### Supplied entries

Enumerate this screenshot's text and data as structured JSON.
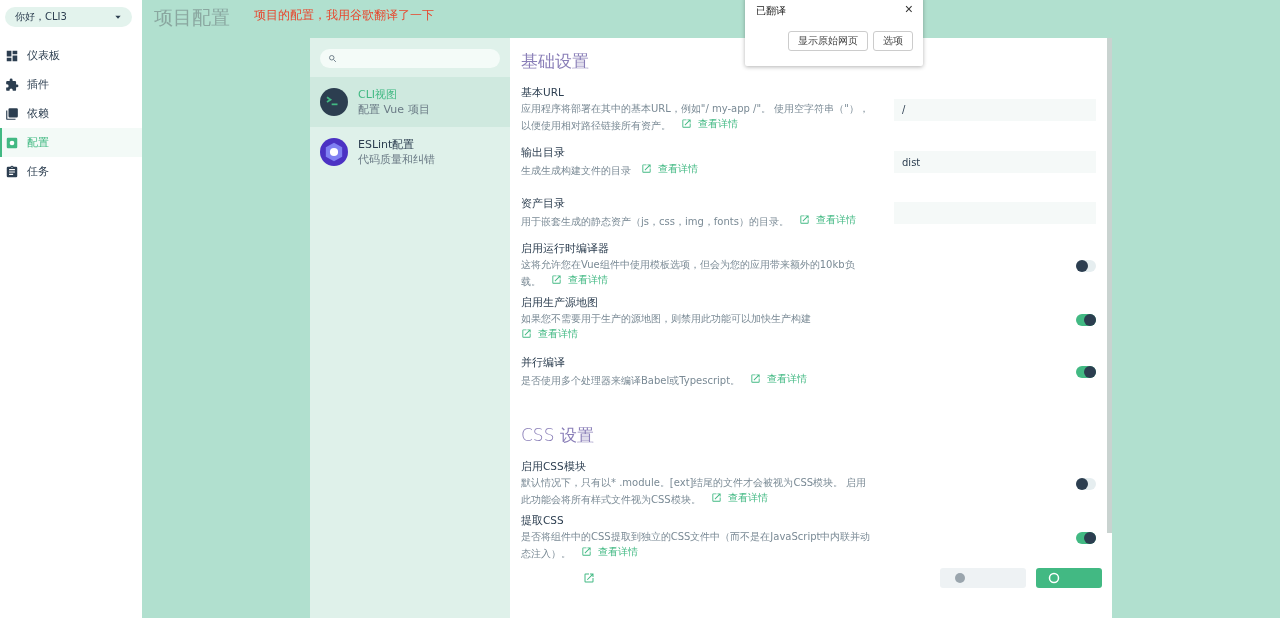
{
  "sidebar": {
    "user": "你好，CLI3",
    "items": [
      {
        "label": "仪表板",
        "selected": false
      },
      {
        "label": "插件",
        "selected": false
      },
      {
        "label": "依赖",
        "selected": false
      },
      {
        "label": "配置",
        "selected": true
      },
      {
        "label": "任务",
        "selected": false
      }
    ]
  },
  "header": {
    "title": "项目配置",
    "note": "项目的配置，我用谷歌翻译了一下"
  },
  "config_list": {
    "items": [
      {
        "title": "CLI视图",
        "subtitle": "配置 Vue 项目",
        "selected": true
      },
      {
        "title": "ESLint配置",
        "subtitle": "代码质量和纠错",
        "selected": false
      }
    ]
  },
  "sections": [
    {
      "title": "基础设置",
      "items": [
        {
          "kind": "text",
          "label": "基本URL",
          "description": "应用程序将部署在其中的基本URL，例如\"/ my-app /\"。 使用空字符串（\"），以便使用相对路径链接所有资产。",
          "link": "查看详情",
          "value": "/"
        },
        {
          "kind": "text",
          "label": "输出目录",
          "description": "生成生成构建文件的目录",
          "link": "查看详情",
          "value": "dist"
        },
        {
          "kind": "text",
          "label": "资产目录",
          "description": "用于嵌套生成的静态资产（js，css，img，fonts）的目录。",
          "link": "查看详情",
          "value": ""
        },
        {
          "kind": "toggle",
          "label": "启用运行时编译器",
          "description": "这将允许您在Vue组件中使用模板选项，但会为您的应用带来额外的10kb负载。",
          "link": "查看详情",
          "on": false
        },
        {
          "kind": "toggle",
          "label": "启用生产源地图",
          "description": "如果您不需要用于生产的源地图，则禁用此功能可以加快生产构建",
          "link": "查看详情",
          "on": true
        },
        {
          "kind": "toggle",
          "label": "并行编译",
          "description": "是否使用多个处理器来编译Babel或Typescript。",
          "link": "查看详情",
          "on": true
        }
      ]
    },
    {
      "title": "CSS 设置",
      "items": [
        {
          "kind": "toggle",
          "label": "启用CSS模块",
          "description": "默认情况下，只有以* .module。[ext]结尾的文件才会被视为CSS模块。 启用此功能会将所有样式文件视为CSS模块。",
          "link": "查看详情",
          "on": false
        },
        {
          "kind": "toggle",
          "label": "提取CSS",
          "description": "是否将组件中的CSS提取到独立的CSS文件中（而不是在JavaScript中内联并动态注入）。",
          "link": "查看详情",
          "on": true
        }
      ]
    }
  ],
  "translate_popup": {
    "title": "已翻译",
    "close": "×",
    "buttons": [
      "显示原始网页",
      "选项"
    ]
  }
}
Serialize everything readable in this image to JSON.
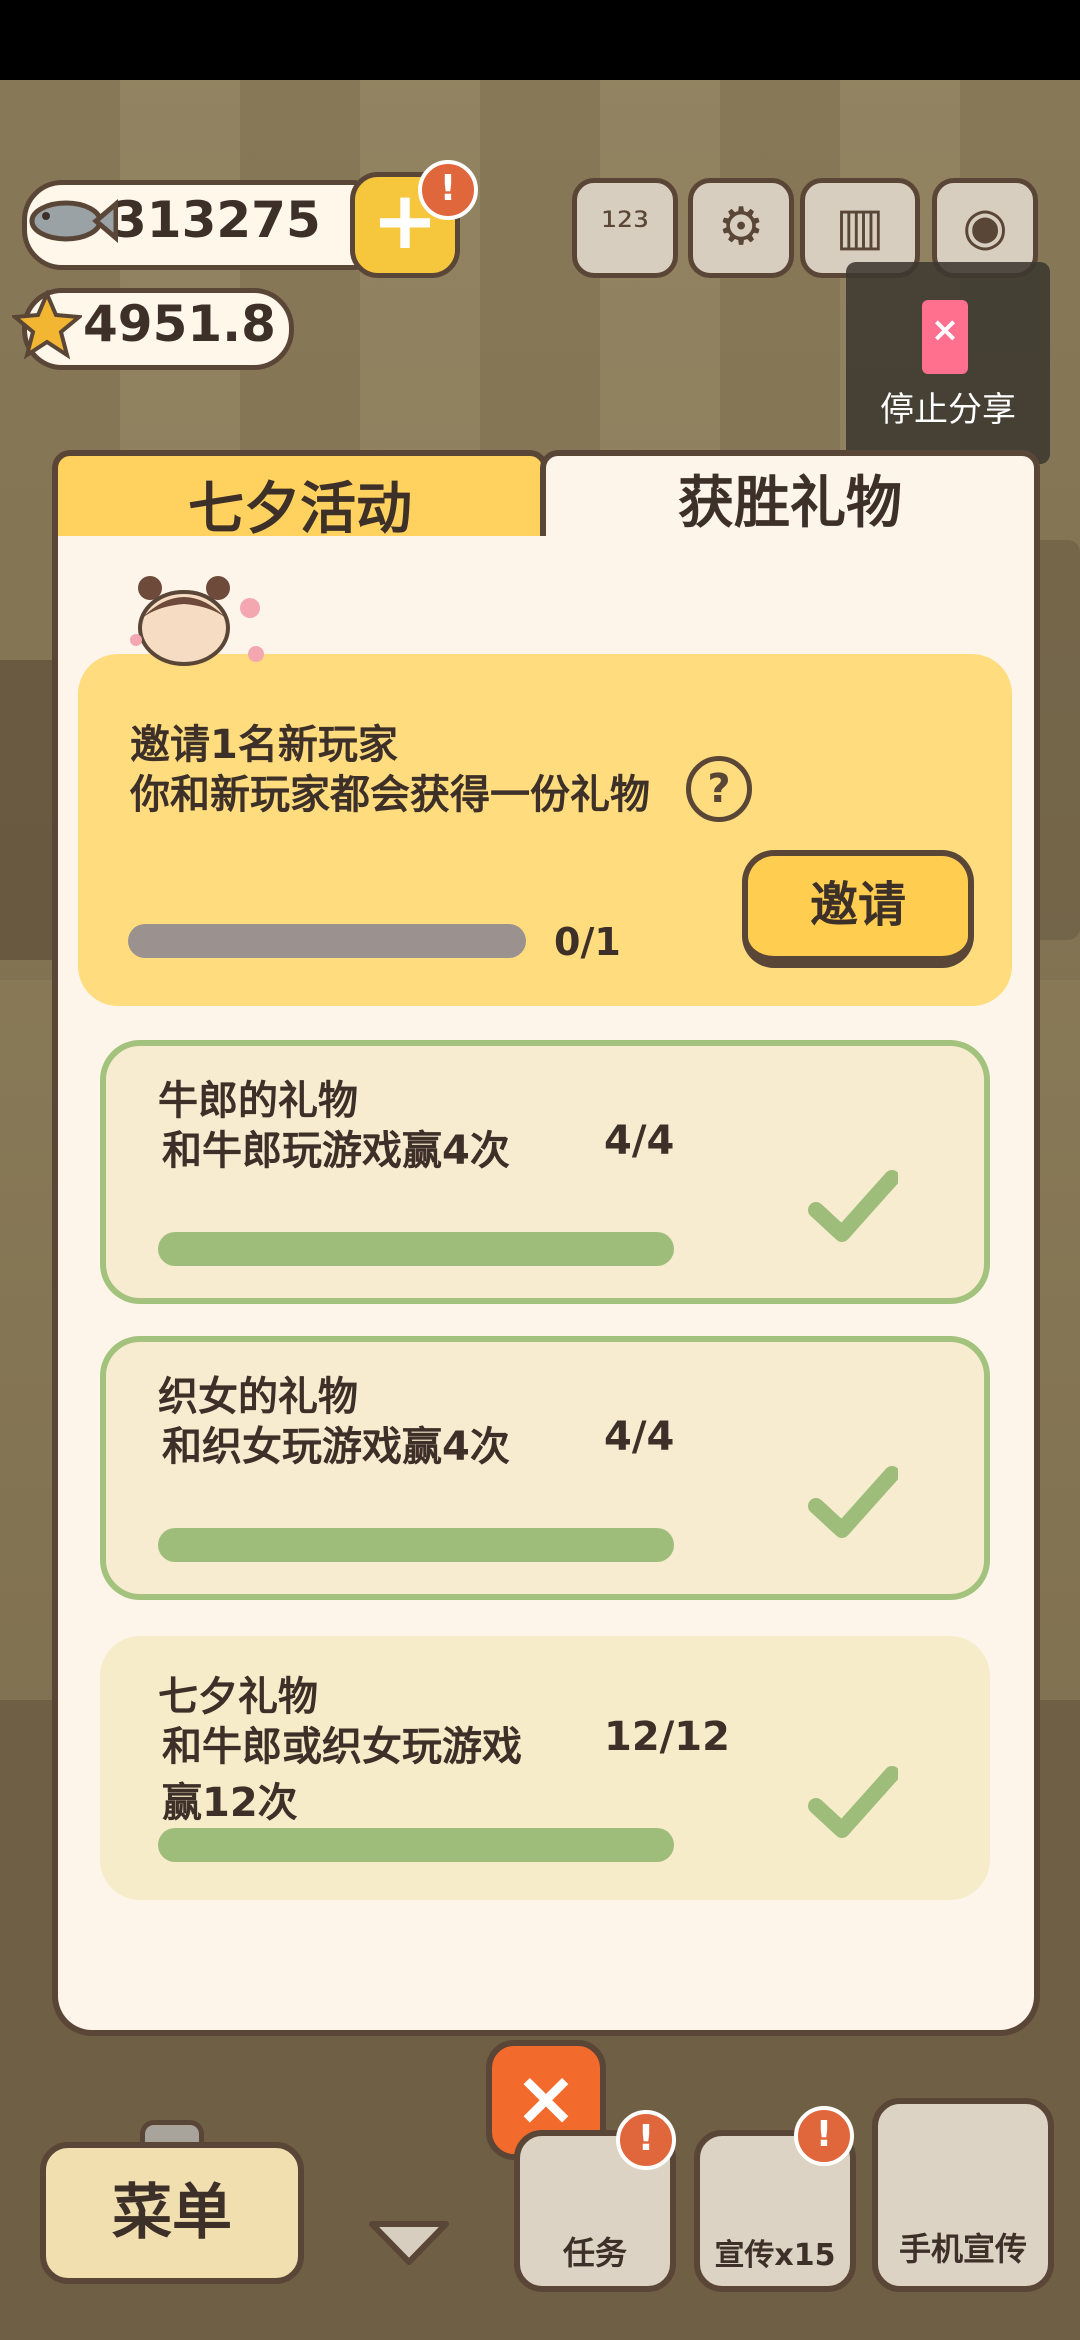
{
  "currency": {
    "fish": "313275",
    "stars": "4951.8",
    "alert": "!"
  },
  "share": {
    "label": "停止分享",
    "x": "×"
  },
  "tabs": [
    {
      "label": "七夕活动",
      "active": true
    },
    {
      "label": "获胜礼物",
      "active": false
    }
  ],
  "invite": {
    "line1": "邀请1名新玩家",
    "line2": "你和新玩家都会获得一份礼物",
    "help": "?",
    "progress_text": "0/1",
    "progress": 0,
    "button": "邀请"
  },
  "gifts": [
    {
      "title": "牛郎的礼物",
      "desc": "和牛郎玩游戏赢4次",
      "desc2": "",
      "count": "4/4",
      "progress": 1.0,
      "completed": true
    },
    {
      "title": "织女的礼物",
      "desc": "和织女玩游戏赢4次",
      "desc2": "",
      "count": "4/4",
      "progress": 1.0,
      "completed": true
    },
    {
      "title": "七夕礼物",
      "desc": "和牛郎或织女玩游戏",
      "desc2": "赢12次",
      "count": "12/12",
      "progress": 1.0,
      "completed": true
    }
  ],
  "bottom": {
    "menu": "菜单",
    "close": "×",
    "tasks": "任务",
    "promote": "宣传x15",
    "phone_promote": "手机宣传",
    "alert": "!"
  },
  "colors": {
    "accent": "#ffd15e",
    "panel": "#fdf5ea",
    "outline": "#5a4637",
    "complete_green": "#9fbd7a",
    "close_orange": "#f26a2c"
  }
}
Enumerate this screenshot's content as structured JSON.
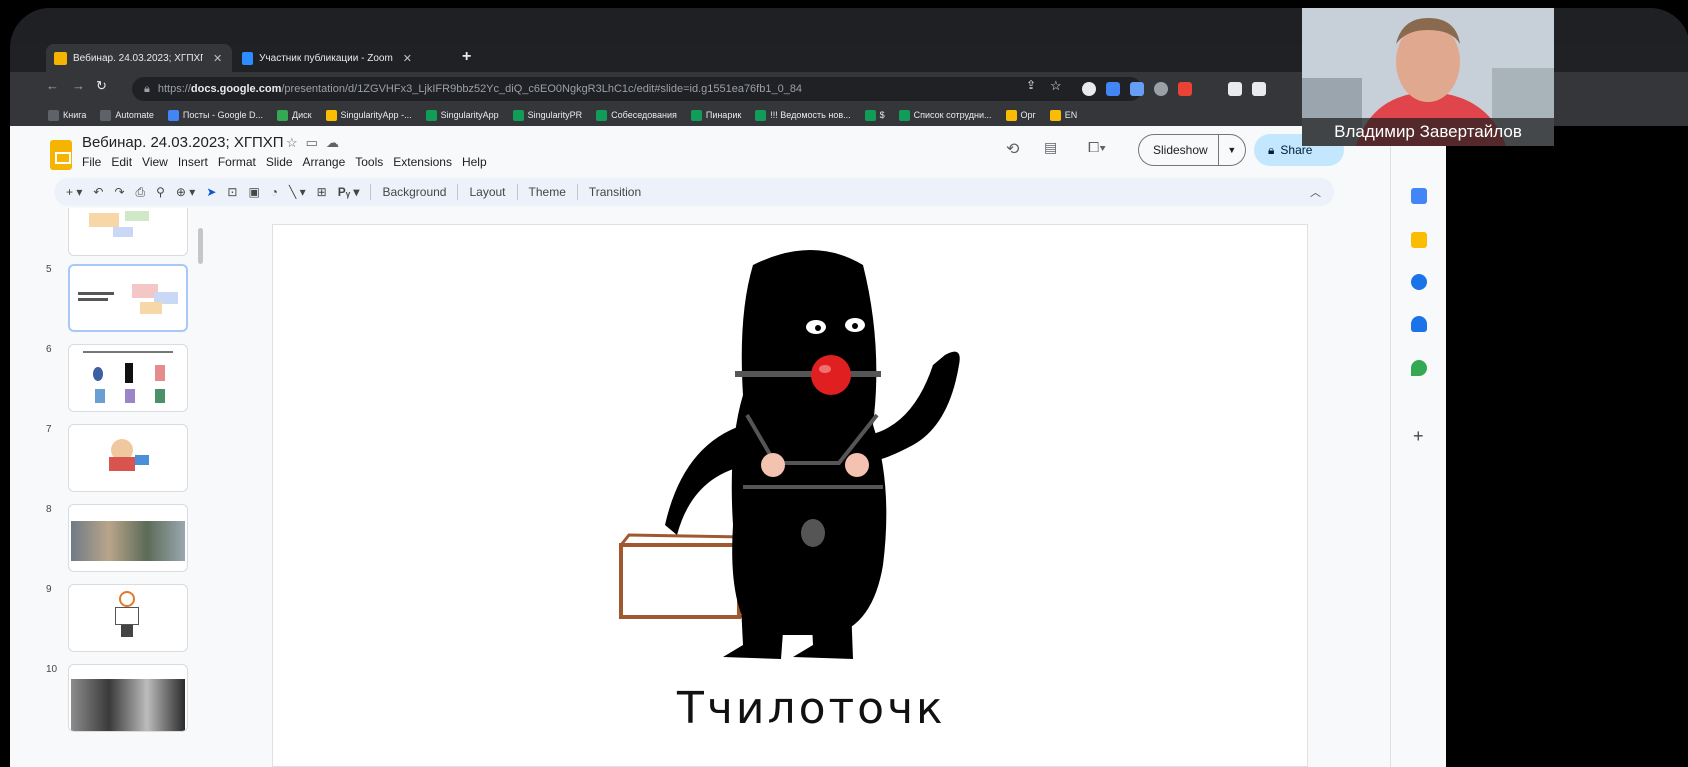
{
  "browser": {
    "tabs": [
      {
        "title": "Вебинар. 24.03.2023; ХГПХП",
        "favicon_color": "#f4b400"
      },
      {
        "title": "Участник публикации - Zoom",
        "favicon_color": "#2d8cff"
      }
    ],
    "new_tab_label": "+",
    "url_prefix": "https://",
    "url_host": "docs.google.com",
    "url_path": "/presentation/d/1ZGVHFx3_LjkIFR9bbz52Yc_diQ_c6EO0NgkgR3LhC1c/edit#slide=id.g1551ea76fb1_0_84",
    "bookmarks": [
      {
        "label": "Книга",
        "color": "#5f6368"
      },
      {
        "label": "Automate",
        "color": "#5f6368"
      },
      {
        "label": "Посты - Google D...",
        "color": "#4285f4"
      },
      {
        "label": "Диск",
        "color": "#34a853"
      },
      {
        "label": "SingularityApp -...",
        "color": "#fbbc04"
      },
      {
        "label": "SingularityApp",
        "color": "#0f9d58"
      },
      {
        "label": "SingularityPR",
        "color": "#0f9d58"
      },
      {
        "label": "Собеседования",
        "color": "#0f9d58"
      },
      {
        "label": "Пинарик",
        "color": "#0f9d58"
      },
      {
        "label": "!!! Ведомость нов...",
        "color": "#0f9d58"
      },
      {
        "label": "$",
        "color": "#0f9d58"
      },
      {
        "label": "Список сотрудни...",
        "color": "#0f9d58"
      },
      {
        "label": "Орг",
        "color": "#fbbc04"
      },
      {
        "label": "EN",
        "color": "#fbbc04"
      }
    ]
  },
  "docs": {
    "title": "Вебинар. 24.03.2023; ХГПХП",
    "menu": [
      "File",
      "Edit",
      "View",
      "Insert",
      "Format",
      "Slide",
      "Arrange",
      "Tools",
      "Extensions",
      "Help"
    ],
    "slideshow_label": "Slideshow",
    "share_label": "Share",
    "toolbar_text_buttons": [
      "Background",
      "Layout",
      "Theme",
      "Transition"
    ],
    "accent_color": "#c2e7ff"
  },
  "filmstrip": {
    "slides": [
      {
        "number": "",
        "caption": ""
      },
      {
        "number": "5",
        "caption": ""
      },
      {
        "number": "6",
        "caption": ""
      },
      {
        "number": "7",
        "caption": ""
      },
      {
        "number": "8",
        "caption": ""
      },
      {
        "number": "9",
        "caption": ""
      },
      {
        "number": "10",
        "caption": ""
      }
    ],
    "selected_index": 1
  },
  "slide": {
    "title_partial": "Тчилоточк"
  },
  "video": {
    "participant_name": "Владимир Завертайлов"
  }
}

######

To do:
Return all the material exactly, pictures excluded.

Response for this exercise:
Enumerate this screenshot's text and data as structured JSON.
{
  "sidebar": {
    "user": "你好，CLI3",
    "items": [
      {
        "label": "仪表板",
        "selected": false
      },
      {
        "label": "插件",
        "selected": false
      },
      {
        "label": "依赖",
        "selected": false
      },
      {
        "label": "配置",
        "selected": true
      },
      {
        "label": "任务",
        "selected": false
      }
    ]
  },
  "header": {
    "title": "项目配置",
    "note": "项目的配置，我用谷歌翻译了一下"
  },
  "config_list": {
    "items": [
      {
        "title": "CLI视图",
        "subtitle": "配置 Vue 项目",
        "selected": true
      },
      {
        "title": "ESLint配置",
        "subtitle": "代码质量和纠错",
        "selected": false
      }
    ]
  },
  "sections": [
    {
      "title": "基础设置",
      "items": [
        {
          "kind": "text",
          "label": "基本URL",
          "description": "应用程序将部署在其中的基本URL，例如\"/ my-app /\"。 使用空字符串（\"），以便使用相对路径链接所有资产。",
          "link": "查看详情",
          "value": "/"
        },
        {
          "kind": "text",
          "label": "输出目录",
          "description": "生成生成构建文件的目录",
          "link": "查看详情",
          "value": "dist"
        },
        {
          "kind": "text",
          "label": "资产目录",
          "description": "用于嵌套生成的静态资产（js，css，img，fonts）的目录。",
          "link": "查看详情",
          "value": ""
        },
        {
          "kind": "toggle",
          "label": "启用运行时编译器",
          "description": "这将允许您在Vue组件中使用模板选项，但会为您的应用带来额外的10kb负载。",
          "link": "查看详情",
          "on": false
        },
        {
          "kind": "toggle",
          "label": "启用生产源地图",
          "description": "如果您不需要用于生产的源地图，则禁用此功能可以加快生产构建",
          "link": "查看详情",
          "on": true
        },
        {
          "kind": "toggle",
          "label": "并行编译",
          "description": "是否使用多个处理器来编译Babel或Typescript。",
          "link": "查看详情",
          "on": true
        }
      ]
    },
    {
      "title": "CSS 设置",
      "items": [
        {
          "kind": "toggle",
          "label": "启用CSS模块",
          "description": "默认情况下，只有以* .module。[ext]结尾的文件才会被视为CSS模块。 启用此功能会将所有样式文件视为CSS模块。",
          "link": "查看详情",
          "on": false
        },
        {
          "kind": "toggle",
          "label": "提取CSS",
          "description": "是否将组件中的CSS提取到独立的CSS文件中（而不是在JavaScript中内联并动态注入）。",
          "link": "查看详情",
          "on": true
        }
      ]
    }
  ],
  "translate_popup": {
    "title": "已翻译",
    "close": "×",
    "buttons": [
      "显示原始网页",
      "选项"
    ]
  }
}
Serialize everything readable in this image to JSON.
{
  "currency": {
    "fish": "313275",
    "stars": "4951.8",
    "alert": "!"
  },
  "share": {
    "label": "停止分享",
    "x": "×"
  },
  "tabs": [
    {
      "label": "七夕活动",
      "active": true
    },
    {
      "label": "获胜礼物",
      "active": false
    }
  ],
  "invite": {
    "line1": "邀请1名新玩家",
    "line2": "你和新玩家都会获得一份礼物",
    "help": "?",
    "progress_text": "0/1",
    "progress": 0,
    "button": "邀请"
  },
  "gifts": [
    {
      "title": "牛郎的礼物",
      "desc": "和牛郎玩游戏赢4次",
      "desc2": "",
      "count": "4/4",
      "progress": 1.0,
      "completed": true
    },
    {
      "title": "织女的礼物",
      "desc": "和织女玩游戏赢4次",
      "desc2": "",
      "count": "4/4",
      "progress": 1.0,
      "completed": true
    },
    {
      "title": "七夕礼物",
      "desc": "和牛郎或织女玩游戏",
      "desc2": "赢12次",
      "count": "12/12",
      "progress": 1.0,
      "completed": true
    }
  ],
  "bottom": {
    "menu": "菜单",
    "close": "×",
    "tasks": "任务",
    "promote": "宣传x15",
    "phone_promote": "手机宣传",
    "alert": "!"
  },
  "colors": {
    "accent": "#ffd15e",
    "panel": "#fdf5ea",
    "outline": "#5a4637",
    "complete_green": "#9fbd7a",
    "close_orange": "#f26a2c"
  }
}
Enumerate this screenshot's content as structured JSON.
{
  "browser": {
    "tabs": [
      {
        "title": "Вебинар. 24.03.2023; ХГПХП",
        "favicon_color": "#f4b400"
      },
      {
        "title": "Участник публикации - Zoom",
        "favicon_color": "#2d8cff"
      }
    ],
    "new_tab_label": "+",
    "url_prefix": "https://",
    "url_host": "docs.google.com",
    "url_path": "/presentation/d/1ZGVHFx3_LjkIFR9bbz52Yc_diQ_c6EO0NgkgR3LhC1c/edit#slide=id.g1551ea76fb1_0_84",
    "bookmarks": [
      {
        "label": "Книга",
        "color": "#5f6368"
      },
      {
        "label": "Automate",
        "color": "#5f6368"
      },
      {
        "label": "Посты - Google D...",
        "color": "#4285f4"
      },
      {
        "label": "Диск",
        "color": "#34a853"
      },
      {
        "label": "SingularityApp -...",
        "color": "#fbbc04"
      },
      {
        "label": "SingularityApp",
        "color": "#0f9d58"
      },
      {
        "label": "SingularityPR",
        "color": "#0f9d58"
      },
      {
        "label": "Собеседования",
        "color": "#0f9d58"
      },
      {
        "label": "Пинарик",
        "color": "#0f9d58"
      },
      {
        "label": "!!! Ведомость нов...",
        "color": "#0f9d58"
      },
      {
        "label": "$",
        "color": "#0f9d58"
      },
      {
        "label": "Список сотрудни...",
        "color": "#0f9d58"
      },
      {
        "label": "Орг",
        "color": "#fbbc04"
      },
      {
        "label": "EN",
        "color": "#fbbc04"
      }
    ]
  },
  "docs": {
    "title": "Вебинар. 24.03.2023; ХГПХП",
    "menu": [
      "File",
      "Edit",
      "View",
      "Insert",
      "Format",
      "Slide",
      "Arrange",
      "Tools",
      "Extensions",
      "Help"
    ],
    "slideshow_label": "Slideshow",
    "share_label": "Share",
    "toolbar_text_buttons": [
      "Background",
      "Layout",
      "Theme",
      "Transition"
    ],
    "accent_color": "#c2e7ff"
  },
  "filmstrip": {
    "slides": [
      {
        "number": "",
        "caption": ""
      },
      {
        "number": "5",
        "caption": ""
      },
      {
        "number": "6",
        "caption": ""
      },
      {
        "number": "7",
        "caption": ""
      },
      {
        "number": "8",
        "caption": ""
      },
      {
        "number": "9",
        "caption": ""
      },
      {
        "number": "10",
        "caption": ""
      }
    ],
    "selected_index": 1
  },
  "slide": {
    "title_partial": "Тчилоточк"
  },
  "video": {
    "participant_name": "Владимир Завертайлов"
  }
}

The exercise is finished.